A united front of Black and Latino Arizonans mobilized against a state law that they see as a threat to their civil rights. Gov. Jan Brewer signed SB 1070 into law on Friday, making Arizona the first state in the nation to make it a crime for a person to be undocumented.
Among many startling findings by legal scholar Michelle Alexander, former director of the ACLU's Racial Justice Project here in the Bay Area, is this: There are more African Americans under correctional control today – in prison or jail, on probation or parole – than were enslaved in 1850, a decade before the Civil War began.
It is time for a revolution. Government does not work for regular people. It appears to work quite well for big corporations, banks, insurance companies, military contractors, lobbyists, and for the rich and powerful. But it does not work for people.
"The Other America" by Martin Luther King Jr. "is a chilling, troubled speech made with the background of urban riots, pleas for Black Power and the Vietnam War." - Ishmael Reed
Communities from up and down the West Coast that had planned to converge in San Francisco to demonstrate our immense energy and BE THE CHANGE this administration needs to do what is right have been denied a previously approved permit to gather – why? on the grounds that the rally will be too large. Is this a re-run of the rise and fall of the Poor People’s Campaign’s Resurrection City on the Washington Mall in 1968?
Last night my wife asked me if I thought I was a little too hard on Obama in my letter yesterday congratulating him on his Nobel Prize. “No, I don’t think so,” I replied. I thought it was important to remind him he’s now conducting the two wars he’s inherited. “Yeah,” she said, “but to tell him, ‘Now earn it!’? Give the guy a break – this is a great day for him and for all of us.”
So Van Jones, activist, joins the Barack Obama administration, as the green energy czar, a field he’s passionate about, to provide jobs in Black communities and conserve natural resources as part of a larger change in America’s addiction to oil. But, almost immediately, Jones comes under attack from forces in America that really don’t want change.
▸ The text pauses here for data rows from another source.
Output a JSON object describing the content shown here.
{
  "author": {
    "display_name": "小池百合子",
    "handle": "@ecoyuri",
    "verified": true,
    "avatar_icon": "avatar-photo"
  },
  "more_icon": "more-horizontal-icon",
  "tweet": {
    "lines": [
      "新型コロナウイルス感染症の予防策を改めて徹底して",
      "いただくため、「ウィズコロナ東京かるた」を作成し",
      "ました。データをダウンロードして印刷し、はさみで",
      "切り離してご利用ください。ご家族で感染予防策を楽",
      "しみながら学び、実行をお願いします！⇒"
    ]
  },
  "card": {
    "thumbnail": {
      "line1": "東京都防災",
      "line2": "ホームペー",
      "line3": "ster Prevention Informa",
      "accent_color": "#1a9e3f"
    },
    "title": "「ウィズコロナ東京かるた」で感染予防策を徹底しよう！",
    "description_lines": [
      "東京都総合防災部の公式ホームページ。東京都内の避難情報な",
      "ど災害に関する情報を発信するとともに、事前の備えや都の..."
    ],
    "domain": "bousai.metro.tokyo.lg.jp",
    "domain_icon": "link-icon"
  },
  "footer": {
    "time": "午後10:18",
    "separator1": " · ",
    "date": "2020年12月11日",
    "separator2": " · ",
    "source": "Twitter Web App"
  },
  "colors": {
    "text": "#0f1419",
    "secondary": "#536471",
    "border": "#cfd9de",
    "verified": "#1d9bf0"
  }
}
As the G-20 summit prepares to descend upon Pittsburgh, the city has been thrust into the spotlight and is being highlighted for its “commitment to employing new and green technology to further economic recovery and development.” It has been and is being denoted as the city that got it right, where pollution has been eroded, the rivers cleaned and the jobs in industry thoroughly replaced.
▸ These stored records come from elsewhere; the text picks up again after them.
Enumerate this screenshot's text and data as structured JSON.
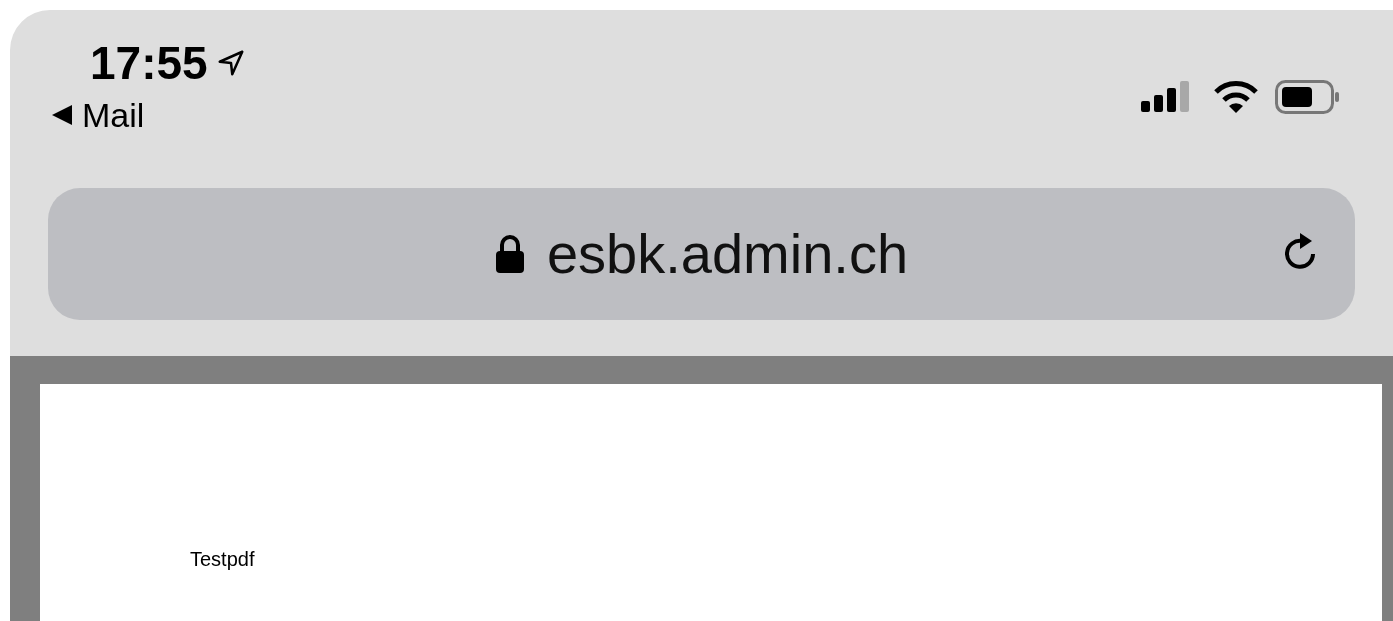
{
  "status_bar": {
    "time": "17:55",
    "back_label": "Mail"
  },
  "address_bar": {
    "url": "esbk.admin.ch"
  },
  "document": {
    "text": "Testpdf"
  }
}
“On Sunday, the 15th of July, about noon, we were at Hunters Point and they put on us what we now know was the atomic bomb.” – Capt. Charles B. McVay III, U.S. Navy commanding officer, USS Indianapolis (from the Operational Archives Branch, Naval Historical Center)
George Jackson said, “If terror is going to be the choice of weapons, there must be funerals on both sides ... And let the whole enemy power complex be conscious of that!” Or, as Brother Imam Malik Khaba (formerly known as Jeff Fort) put it: “Ain’t gone be no killing, without killing.”
The place was the historic Black Dot Café in West Oakland; the event, a "Town Bizness" town hall meeting hosted by the Prisoners of Conscience Committee (POCC) with the presence of Chairman Fred Hampton Jr.
What does Obama's otherwise spectacular achievement say about the issues of police brutality, welfare to work, Reparations or Affirmative Action? What about the New Year's Day police shooting of an unarmed Black man, Oscar Grant?